* **Exercise**:
Which lines below include the string "Move"? Please show each one.

--- Input material Enclosed Below ---

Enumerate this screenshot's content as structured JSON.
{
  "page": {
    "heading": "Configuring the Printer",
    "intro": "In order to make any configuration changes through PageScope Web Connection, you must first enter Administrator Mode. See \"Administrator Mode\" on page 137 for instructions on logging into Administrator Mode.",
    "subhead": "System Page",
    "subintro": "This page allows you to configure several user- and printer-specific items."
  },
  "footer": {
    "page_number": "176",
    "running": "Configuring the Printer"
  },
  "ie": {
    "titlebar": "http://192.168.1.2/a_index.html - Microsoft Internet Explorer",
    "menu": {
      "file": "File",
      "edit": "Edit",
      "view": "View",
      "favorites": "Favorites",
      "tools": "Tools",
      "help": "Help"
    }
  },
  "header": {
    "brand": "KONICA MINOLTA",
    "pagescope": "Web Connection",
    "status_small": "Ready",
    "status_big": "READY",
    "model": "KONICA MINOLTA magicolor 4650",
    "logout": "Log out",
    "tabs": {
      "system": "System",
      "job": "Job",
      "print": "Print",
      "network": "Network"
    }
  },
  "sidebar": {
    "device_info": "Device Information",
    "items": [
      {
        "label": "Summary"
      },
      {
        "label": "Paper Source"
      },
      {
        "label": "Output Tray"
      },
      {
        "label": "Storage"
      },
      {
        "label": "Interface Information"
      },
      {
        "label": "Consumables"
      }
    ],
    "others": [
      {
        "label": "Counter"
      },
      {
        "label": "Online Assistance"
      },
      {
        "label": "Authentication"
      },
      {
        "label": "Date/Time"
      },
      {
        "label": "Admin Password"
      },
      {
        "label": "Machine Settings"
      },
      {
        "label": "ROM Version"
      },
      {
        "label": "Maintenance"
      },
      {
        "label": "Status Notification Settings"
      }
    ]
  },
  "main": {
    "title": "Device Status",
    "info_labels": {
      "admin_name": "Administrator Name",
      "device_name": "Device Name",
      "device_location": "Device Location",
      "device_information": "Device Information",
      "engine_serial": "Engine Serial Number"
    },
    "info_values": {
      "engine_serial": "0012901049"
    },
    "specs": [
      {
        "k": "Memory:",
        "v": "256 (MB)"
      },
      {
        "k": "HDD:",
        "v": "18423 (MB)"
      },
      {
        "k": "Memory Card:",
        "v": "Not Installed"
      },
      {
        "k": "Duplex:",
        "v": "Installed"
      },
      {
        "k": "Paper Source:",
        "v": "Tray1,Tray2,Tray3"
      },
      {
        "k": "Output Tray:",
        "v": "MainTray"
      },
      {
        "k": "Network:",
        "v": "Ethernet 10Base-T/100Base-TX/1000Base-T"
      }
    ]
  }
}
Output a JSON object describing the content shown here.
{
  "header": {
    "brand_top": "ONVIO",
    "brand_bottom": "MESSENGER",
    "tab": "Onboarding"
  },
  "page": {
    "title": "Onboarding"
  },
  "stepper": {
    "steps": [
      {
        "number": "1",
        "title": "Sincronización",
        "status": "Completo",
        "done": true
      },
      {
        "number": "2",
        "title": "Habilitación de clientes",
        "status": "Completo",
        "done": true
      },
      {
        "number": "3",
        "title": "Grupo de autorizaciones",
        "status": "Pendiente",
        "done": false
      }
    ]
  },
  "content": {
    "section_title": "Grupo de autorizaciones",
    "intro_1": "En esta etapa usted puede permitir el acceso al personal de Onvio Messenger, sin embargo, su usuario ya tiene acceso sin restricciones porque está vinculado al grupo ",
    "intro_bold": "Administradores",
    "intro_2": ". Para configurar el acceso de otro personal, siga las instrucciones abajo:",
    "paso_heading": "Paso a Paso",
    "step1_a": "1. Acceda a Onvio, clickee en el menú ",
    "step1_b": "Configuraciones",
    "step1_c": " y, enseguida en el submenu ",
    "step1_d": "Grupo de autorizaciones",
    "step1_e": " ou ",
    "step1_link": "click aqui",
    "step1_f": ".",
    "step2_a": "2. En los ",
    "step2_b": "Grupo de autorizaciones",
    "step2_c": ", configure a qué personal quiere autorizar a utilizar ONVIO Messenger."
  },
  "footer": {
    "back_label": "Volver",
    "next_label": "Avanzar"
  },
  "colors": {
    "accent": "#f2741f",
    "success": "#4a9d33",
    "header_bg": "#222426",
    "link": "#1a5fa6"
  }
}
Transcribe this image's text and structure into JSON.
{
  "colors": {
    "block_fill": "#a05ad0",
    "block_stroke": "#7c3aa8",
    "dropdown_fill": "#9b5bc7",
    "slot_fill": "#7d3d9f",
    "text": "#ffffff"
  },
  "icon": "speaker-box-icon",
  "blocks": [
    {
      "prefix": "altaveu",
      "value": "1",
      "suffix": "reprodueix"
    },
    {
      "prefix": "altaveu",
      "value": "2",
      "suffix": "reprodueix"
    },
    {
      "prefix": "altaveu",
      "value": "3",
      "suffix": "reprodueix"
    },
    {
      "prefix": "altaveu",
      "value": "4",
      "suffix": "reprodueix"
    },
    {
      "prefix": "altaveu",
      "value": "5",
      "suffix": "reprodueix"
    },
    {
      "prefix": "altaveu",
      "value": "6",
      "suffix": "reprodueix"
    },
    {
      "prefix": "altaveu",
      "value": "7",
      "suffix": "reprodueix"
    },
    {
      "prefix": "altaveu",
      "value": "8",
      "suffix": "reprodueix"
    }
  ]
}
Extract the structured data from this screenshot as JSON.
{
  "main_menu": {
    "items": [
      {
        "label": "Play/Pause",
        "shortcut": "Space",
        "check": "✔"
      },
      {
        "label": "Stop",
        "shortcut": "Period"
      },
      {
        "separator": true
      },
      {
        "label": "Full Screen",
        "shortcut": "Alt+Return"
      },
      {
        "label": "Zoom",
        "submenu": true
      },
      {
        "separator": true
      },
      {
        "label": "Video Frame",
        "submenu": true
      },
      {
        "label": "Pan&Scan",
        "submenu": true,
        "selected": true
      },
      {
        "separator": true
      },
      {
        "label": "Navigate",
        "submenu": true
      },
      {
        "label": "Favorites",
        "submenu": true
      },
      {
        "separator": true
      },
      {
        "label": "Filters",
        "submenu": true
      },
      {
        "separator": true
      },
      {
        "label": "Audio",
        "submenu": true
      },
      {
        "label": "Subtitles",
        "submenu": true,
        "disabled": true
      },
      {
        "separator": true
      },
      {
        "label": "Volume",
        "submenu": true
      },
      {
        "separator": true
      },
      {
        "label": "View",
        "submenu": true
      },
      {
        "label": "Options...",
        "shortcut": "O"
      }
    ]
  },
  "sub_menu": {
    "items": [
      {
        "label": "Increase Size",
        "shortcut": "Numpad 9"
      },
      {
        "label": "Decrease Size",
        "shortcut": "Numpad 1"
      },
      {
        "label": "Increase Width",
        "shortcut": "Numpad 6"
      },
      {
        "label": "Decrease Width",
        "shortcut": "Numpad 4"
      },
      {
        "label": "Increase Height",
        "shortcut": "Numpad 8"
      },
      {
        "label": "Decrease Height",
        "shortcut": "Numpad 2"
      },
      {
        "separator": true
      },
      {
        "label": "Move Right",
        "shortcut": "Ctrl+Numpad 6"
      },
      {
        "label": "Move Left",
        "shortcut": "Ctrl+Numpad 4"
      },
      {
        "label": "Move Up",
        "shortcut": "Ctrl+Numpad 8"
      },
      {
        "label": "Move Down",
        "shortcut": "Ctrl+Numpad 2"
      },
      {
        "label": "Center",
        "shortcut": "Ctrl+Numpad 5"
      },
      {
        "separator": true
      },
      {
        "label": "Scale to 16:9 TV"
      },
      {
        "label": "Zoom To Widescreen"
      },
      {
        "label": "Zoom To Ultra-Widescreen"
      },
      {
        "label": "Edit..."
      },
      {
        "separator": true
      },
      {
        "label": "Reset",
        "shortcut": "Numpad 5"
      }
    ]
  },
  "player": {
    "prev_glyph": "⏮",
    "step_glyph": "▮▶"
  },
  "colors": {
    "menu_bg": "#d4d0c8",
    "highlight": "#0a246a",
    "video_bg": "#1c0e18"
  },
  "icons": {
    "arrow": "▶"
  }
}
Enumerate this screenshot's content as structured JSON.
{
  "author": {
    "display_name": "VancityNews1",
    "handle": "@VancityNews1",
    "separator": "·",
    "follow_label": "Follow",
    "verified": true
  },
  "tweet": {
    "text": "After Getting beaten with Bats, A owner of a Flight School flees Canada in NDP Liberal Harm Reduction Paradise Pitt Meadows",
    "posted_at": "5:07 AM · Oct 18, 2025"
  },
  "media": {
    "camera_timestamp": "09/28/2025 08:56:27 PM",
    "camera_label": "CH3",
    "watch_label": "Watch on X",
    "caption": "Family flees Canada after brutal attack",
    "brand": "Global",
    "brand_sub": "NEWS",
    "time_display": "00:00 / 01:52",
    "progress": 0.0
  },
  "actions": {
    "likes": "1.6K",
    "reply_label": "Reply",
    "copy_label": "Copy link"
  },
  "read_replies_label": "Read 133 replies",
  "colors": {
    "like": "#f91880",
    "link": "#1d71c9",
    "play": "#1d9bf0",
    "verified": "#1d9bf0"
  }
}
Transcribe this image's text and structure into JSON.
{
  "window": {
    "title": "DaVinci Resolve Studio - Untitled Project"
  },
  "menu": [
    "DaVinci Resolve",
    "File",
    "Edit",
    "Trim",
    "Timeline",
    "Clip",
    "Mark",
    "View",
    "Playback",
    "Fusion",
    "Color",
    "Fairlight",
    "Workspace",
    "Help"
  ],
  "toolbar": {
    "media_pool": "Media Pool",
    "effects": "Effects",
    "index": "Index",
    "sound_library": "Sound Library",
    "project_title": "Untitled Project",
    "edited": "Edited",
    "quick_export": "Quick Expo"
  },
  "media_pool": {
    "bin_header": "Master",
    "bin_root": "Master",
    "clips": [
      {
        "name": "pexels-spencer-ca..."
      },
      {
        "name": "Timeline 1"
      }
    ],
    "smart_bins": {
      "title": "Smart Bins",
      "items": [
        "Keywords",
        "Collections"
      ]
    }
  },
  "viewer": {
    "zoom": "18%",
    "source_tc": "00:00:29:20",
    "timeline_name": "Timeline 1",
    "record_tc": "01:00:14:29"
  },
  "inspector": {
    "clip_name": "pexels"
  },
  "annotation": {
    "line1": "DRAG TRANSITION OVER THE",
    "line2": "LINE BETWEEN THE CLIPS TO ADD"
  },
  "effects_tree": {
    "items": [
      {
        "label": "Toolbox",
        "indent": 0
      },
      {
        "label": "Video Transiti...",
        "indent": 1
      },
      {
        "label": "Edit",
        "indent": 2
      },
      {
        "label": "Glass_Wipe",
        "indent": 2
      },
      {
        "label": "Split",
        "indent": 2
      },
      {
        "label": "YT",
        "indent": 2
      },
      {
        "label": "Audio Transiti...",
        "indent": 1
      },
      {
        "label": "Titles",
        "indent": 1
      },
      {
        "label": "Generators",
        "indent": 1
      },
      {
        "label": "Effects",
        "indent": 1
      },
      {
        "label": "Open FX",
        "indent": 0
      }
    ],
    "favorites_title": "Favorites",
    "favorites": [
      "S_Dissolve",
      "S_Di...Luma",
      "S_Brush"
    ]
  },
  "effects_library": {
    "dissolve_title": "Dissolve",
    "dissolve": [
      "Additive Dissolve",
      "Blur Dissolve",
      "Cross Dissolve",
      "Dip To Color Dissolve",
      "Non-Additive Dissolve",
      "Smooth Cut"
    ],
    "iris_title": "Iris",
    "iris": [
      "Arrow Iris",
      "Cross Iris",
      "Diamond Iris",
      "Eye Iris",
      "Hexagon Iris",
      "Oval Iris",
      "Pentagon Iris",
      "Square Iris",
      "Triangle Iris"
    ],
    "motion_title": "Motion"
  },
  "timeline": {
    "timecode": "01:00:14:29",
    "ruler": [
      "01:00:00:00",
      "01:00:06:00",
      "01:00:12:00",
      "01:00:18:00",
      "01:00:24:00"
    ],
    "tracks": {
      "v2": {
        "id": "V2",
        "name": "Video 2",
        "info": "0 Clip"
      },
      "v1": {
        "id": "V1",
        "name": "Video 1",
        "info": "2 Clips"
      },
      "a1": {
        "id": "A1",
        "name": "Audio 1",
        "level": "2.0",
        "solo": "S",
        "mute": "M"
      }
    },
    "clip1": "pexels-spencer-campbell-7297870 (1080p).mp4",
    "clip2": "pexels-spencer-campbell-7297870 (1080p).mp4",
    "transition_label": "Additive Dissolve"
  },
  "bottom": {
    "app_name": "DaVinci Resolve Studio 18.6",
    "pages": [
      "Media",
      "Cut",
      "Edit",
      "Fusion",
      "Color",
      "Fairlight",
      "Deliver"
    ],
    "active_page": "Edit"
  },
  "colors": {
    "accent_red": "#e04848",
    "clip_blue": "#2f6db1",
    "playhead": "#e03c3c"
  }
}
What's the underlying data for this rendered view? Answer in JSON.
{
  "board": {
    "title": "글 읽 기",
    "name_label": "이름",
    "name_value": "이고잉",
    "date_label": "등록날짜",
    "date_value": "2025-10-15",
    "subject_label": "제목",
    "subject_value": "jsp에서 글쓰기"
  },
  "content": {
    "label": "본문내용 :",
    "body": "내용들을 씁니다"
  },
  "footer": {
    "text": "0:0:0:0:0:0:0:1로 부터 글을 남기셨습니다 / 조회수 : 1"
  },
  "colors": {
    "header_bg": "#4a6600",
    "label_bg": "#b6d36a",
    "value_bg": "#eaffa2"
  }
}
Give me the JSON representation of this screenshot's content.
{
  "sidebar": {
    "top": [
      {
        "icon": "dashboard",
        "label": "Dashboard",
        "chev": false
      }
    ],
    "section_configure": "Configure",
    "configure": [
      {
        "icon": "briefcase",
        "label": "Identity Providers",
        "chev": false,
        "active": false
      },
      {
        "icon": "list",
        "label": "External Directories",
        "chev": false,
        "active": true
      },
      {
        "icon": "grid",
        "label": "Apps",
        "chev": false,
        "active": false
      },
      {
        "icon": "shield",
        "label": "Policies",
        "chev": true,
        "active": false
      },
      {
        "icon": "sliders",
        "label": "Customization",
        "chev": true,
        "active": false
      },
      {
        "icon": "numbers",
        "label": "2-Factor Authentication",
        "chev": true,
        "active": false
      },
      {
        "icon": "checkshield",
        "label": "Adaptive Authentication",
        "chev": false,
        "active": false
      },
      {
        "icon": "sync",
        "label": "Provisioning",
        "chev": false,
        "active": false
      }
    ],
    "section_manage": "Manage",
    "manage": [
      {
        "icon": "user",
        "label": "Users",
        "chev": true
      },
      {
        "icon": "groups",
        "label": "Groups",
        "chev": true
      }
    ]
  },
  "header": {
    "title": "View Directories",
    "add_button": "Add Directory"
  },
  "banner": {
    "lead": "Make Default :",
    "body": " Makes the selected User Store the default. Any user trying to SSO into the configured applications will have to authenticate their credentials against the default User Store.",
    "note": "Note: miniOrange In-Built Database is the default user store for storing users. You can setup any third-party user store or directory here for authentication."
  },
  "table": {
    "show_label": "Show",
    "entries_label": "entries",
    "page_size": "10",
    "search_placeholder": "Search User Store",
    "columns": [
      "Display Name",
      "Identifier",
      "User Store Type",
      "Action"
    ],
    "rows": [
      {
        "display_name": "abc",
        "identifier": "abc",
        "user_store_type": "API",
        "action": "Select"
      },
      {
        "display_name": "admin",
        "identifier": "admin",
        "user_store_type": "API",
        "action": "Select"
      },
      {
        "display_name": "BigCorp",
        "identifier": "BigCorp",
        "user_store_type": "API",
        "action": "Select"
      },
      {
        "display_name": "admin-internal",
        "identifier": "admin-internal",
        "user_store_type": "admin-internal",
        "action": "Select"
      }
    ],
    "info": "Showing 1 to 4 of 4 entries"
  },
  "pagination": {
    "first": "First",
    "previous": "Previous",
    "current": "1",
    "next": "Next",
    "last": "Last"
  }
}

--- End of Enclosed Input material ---

* **Written solution**:
        "label": "Move Right",
        "label": "Move Left",
        "label": "Move Up",
        "label": "Move Down",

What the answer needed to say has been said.